<<<<

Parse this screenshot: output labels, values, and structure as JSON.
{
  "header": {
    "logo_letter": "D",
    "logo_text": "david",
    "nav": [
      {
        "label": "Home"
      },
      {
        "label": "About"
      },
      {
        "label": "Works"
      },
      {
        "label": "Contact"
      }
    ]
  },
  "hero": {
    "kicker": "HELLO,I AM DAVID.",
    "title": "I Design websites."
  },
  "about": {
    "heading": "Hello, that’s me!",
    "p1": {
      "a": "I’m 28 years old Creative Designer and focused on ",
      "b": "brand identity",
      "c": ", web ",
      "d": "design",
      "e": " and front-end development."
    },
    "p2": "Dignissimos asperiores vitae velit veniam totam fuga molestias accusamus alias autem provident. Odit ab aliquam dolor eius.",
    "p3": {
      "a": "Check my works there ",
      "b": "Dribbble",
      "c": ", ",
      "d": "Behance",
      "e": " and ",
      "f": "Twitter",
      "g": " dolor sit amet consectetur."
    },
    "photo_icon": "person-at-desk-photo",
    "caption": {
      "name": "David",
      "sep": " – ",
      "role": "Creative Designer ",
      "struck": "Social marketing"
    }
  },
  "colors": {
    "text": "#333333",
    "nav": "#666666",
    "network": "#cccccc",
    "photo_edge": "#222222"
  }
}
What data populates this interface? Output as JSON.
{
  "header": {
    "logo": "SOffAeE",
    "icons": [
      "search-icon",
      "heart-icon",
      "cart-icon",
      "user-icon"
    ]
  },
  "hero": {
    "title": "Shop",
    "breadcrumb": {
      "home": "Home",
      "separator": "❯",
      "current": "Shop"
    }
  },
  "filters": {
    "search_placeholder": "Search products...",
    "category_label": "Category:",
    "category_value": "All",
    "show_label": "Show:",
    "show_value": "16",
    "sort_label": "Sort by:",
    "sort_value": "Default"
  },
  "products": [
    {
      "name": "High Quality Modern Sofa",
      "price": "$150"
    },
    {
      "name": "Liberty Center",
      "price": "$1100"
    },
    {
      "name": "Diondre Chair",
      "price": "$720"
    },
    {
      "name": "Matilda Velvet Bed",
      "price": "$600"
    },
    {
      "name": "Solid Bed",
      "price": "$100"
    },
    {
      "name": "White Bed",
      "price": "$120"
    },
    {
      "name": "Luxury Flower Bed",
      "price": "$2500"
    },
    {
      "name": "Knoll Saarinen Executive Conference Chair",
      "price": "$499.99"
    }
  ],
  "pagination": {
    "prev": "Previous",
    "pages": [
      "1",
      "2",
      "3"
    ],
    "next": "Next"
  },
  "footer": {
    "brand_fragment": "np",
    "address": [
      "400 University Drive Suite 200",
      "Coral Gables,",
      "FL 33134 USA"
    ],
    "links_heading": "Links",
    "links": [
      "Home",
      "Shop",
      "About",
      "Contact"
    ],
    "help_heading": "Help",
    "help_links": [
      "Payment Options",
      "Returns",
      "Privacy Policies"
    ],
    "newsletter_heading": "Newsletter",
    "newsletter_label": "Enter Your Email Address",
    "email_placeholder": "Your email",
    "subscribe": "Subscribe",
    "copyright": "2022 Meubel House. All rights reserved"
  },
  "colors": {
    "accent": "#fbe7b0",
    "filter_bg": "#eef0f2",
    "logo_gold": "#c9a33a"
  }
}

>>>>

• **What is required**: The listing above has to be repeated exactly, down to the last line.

• **Expected answer**:
Parse this screenshot: output labels, values, and structure as JSON.
{
  "header": {
    "logo_letter": "D",
    "logo_text": "david",
    "nav": [
      {
        "label": "Home"
      },
      {
        "label": "About"
      },
      {
        "label": "Works"
      },
      {
        "label": "Contact"
      }
    ]
  },
  "hero": {
    "kicker": "HELLO,I AM DAVID.",
    "title": "I Design websites."
  },
  "about": {
    "heading": "Hello, that’s me!",
    "p1": {
      "a": "I’m 28 years old Creative Designer and focused on ",
      "b": "brand identity",
      "c": ", web ",
      "d": "design",
      "e": " and front-end development."
    },
    "p2": "Dignissimos asperiores vitae velit veniam totam fuga molestias accusamus alias autem provident. Odit ab aliquam dolor eius.",
    "p3": {
      "a": "Check my works there ",
      "b": "Dribbble",
      "c": ", ",
      "d": "Behance",
      "e": " and ",
      "f": "Twitter",
      "g": " dolor sit amet consectetur."
    },
    "photo_icon": "person-at-desk-photo",
    "caption": {
      "name": "David",
      "sep": " – ",
      "role": "Creative Designer ",
      "struck": "Social marketing"
    }
  },
  "colors": {
    "text": "#333333",
    "nav": "#666666",
    "network": "#cccccc",
    "photo_edge": "#222222"
  }
}
What data populates this interface? Output as JSON.
{
  "header": {
    "logo": "SOffAeE",
    "icons": [
      "search-icon",
      "heart-icon",
      "cart-icon",
      "user-icon"
    ]
  },
  "hero": {
    "title": "Shop",
    "breadcrumb": {
      "home": "Home",
      "separator": "❯",
      "current": "Shop"
    }
  },
  "filters": {
    "search_placeholder": "Search products...",
    "category_label": "Category:",
    "category_value": "All",
    "show_label": "Show:",
    "show_value": "16",
    "sort_label": "Sort by:",
    "sort_value": "Default"
  },
  "products": [
    {
      "name": "High Quality Modern Sofa",
      "price": "$150"
    },
    {
      "name": "Liberty Center",
      "price": "$1100"
    },
    {
      "name": "Diondre Chair",
      "price": "$720"
    },
    {
      "name": "Matilda Velvet Bed",
      "price": "$600"
    },
    {
      "name": "Solid Bed",
      "price": "$100"
    },
    {
      "name": "White Bed",
      "price": "$120"
    },
    {
      "name": "Luxury Flower Bed",
      "price": "$2500"
    },
    {
      "name": "Knoll Saarinen Executive Conference Chair",
      "price": "$499.99"
    }
  ],
  "pagination": {
    "prev": "Previous",
    "pages": [
      "1",
      "2",
      "3"
    ],
    "next": "Next"
  },
  "footer": {
    "brand_fragment": "np",
    "address": [
      "400 University Drive Suite 200",
      "Coral Gables,",
      "FL 33134 USA"
    ],
    "links_heading": "Links",
    "links": [
      "Home",
      "Shop",
      "About",
      "Contact"
    ],
    "help_heading": "Help",
    "help_links": [
      "Payment Options",
      "Returns",
      "Privacy Policies"
    ],
    "newsletter_heading": "Newsletter",
    "newsletter_label": "Enter Your Email Address",
    "email_placeholder": "Your email",
    "subscribe": "Subscribe",
    "copyright": "2022 Meubel House. All rights reserved"
  },
  "colors": {
    "accent": "#fbe7b0",
    "filter_bg": "#eef0f2",
    "logo_gold": "#c9a33a"
  }
}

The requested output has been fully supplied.